Did you maintain much contact with any of the AC/DC band members in your time away? Which of them initially reached out to you in 1994 to invite you to the jam sessions that lead to you rejoining?
No, not at all. I got a call from Malcolm one day asking me if maybe I wanted to come and jam and that was it. We were not really that communicative, you know?
In 2009 AC/DC were announced as the Business Review Weekly's top Australian earners in entertainment with earnings of $105 million, displacing The Wiggles from the number one spot for the first time in four years. Who the fuck are The Wiggles?
Ahaha, you work it out; The Wiggles! We never would have thought of The Wiggles as competition. Playstation are one of our biggest competitors now. There's always competition, it's just changed where it's coming from.
All of the band's songs since 1990 have been exclusively written by Angus and Malcolm giving the impression that AC/DC were very much the Young brother's band. Was that always the case or did it ever feel like a unit where the power was more evenly distributed?
I'd say it was always the Young brother's band, yeah. Pretty much. That's just the way it was, that was the way it grew. There was nothing to be done about it. I have enjoyed my independence, but I miss sparring with the guys, especially Malcolm and Angus. We bring out the best in each other, I'm sure. I don't know why that is.
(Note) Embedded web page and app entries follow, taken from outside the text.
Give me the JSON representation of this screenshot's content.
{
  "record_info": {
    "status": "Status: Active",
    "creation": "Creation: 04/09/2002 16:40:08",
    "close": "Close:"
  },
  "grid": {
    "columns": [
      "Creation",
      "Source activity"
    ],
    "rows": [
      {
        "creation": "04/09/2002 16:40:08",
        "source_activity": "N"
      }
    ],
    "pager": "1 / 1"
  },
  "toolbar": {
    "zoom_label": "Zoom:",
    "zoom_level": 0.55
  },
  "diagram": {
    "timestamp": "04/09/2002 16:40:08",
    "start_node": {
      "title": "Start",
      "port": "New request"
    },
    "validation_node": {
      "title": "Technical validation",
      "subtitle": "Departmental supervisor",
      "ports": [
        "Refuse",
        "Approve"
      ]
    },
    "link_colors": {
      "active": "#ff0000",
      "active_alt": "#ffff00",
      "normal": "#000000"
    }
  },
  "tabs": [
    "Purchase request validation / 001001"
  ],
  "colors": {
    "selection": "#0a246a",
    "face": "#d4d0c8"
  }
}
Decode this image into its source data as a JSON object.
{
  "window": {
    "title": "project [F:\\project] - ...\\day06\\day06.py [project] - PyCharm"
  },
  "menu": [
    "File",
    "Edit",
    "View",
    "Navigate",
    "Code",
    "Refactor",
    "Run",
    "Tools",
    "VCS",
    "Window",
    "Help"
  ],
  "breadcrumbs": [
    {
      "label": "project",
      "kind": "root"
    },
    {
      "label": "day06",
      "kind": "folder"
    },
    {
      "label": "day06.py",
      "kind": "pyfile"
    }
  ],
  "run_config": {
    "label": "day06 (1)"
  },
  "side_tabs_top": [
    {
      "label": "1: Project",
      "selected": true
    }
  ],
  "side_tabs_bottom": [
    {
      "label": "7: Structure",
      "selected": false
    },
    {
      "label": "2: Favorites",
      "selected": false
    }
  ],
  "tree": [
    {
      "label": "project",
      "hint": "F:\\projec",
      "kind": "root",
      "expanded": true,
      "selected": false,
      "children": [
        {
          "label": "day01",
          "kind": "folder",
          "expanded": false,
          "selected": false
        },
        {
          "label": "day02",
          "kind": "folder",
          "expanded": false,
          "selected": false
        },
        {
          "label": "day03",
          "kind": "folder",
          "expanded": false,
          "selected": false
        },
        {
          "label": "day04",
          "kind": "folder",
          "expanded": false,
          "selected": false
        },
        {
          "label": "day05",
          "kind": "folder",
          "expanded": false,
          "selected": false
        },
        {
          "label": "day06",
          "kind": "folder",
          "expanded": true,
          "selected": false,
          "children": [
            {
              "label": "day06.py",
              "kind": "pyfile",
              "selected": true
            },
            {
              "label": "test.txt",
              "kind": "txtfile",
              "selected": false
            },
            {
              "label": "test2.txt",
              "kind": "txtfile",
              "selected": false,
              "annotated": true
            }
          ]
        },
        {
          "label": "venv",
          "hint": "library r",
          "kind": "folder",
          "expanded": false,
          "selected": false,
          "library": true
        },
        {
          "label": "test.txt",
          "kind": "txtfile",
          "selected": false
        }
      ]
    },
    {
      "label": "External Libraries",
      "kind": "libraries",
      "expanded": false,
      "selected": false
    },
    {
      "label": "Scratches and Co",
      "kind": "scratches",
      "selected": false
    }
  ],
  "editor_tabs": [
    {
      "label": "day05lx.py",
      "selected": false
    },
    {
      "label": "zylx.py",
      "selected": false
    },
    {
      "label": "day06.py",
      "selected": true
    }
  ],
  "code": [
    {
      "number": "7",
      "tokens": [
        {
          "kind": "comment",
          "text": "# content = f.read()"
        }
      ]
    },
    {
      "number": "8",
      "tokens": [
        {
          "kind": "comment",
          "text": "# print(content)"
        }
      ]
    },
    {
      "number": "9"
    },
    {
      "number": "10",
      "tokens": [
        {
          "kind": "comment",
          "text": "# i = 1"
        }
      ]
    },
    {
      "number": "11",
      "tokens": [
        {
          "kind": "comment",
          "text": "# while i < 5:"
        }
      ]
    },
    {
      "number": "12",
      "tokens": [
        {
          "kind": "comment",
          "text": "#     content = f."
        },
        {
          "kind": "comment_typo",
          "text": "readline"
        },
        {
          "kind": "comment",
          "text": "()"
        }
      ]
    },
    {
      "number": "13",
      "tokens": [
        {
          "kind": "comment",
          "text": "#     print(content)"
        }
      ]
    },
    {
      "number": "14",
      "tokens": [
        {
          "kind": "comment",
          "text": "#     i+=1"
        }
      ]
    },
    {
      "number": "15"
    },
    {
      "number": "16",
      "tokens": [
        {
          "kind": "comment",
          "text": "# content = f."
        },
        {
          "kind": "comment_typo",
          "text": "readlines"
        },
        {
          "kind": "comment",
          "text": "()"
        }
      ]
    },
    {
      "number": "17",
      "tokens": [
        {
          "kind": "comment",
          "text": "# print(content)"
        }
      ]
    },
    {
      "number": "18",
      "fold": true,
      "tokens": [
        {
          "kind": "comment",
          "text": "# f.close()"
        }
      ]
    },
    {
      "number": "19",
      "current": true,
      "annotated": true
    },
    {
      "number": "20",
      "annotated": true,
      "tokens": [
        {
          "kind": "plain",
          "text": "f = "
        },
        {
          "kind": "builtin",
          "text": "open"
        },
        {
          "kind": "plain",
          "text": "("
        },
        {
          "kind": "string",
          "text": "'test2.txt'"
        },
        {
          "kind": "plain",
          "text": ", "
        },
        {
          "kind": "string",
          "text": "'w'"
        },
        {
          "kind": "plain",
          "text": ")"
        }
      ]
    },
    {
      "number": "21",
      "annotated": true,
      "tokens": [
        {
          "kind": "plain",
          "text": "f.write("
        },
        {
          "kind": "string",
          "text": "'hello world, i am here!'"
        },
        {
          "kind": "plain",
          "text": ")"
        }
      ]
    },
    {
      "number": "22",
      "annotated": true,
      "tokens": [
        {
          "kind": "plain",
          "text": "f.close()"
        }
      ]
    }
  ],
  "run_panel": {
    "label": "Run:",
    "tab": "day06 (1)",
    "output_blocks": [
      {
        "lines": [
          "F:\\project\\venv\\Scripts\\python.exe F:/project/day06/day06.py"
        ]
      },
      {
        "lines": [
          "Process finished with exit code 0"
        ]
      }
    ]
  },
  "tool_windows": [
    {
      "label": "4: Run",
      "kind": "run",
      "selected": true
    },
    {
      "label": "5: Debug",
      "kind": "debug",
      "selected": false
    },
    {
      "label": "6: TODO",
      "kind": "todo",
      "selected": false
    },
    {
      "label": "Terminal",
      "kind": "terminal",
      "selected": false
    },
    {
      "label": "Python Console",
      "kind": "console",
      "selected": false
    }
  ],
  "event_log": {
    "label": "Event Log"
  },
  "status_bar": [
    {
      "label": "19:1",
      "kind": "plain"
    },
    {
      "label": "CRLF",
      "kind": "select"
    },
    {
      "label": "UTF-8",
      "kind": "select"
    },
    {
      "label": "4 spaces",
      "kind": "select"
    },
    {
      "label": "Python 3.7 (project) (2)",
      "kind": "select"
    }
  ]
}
Of all the members of AC/DC which would you most like to work with again? Would you contact them?
Well, there's only one left, Angus! I always enjoyed the Rock Or Bust album. It was a great album and I think I played really well on it. Brian sings really well on it too. Angus did a great job on it, he really knows what he's doing. He knows exactly where he wants to do.
Is it likely? I don't know. I think he's (Angus) in Australia at the moment and I'm over here. When I get back over there I'll see what's going on. People keep asking me what's happening with Angus. I keep thinking, "how the fuck would I know what Angus is doing?"
You're the first one to hear it. I'm still playing, I'm still rocking. I'm sure there's something there, you know.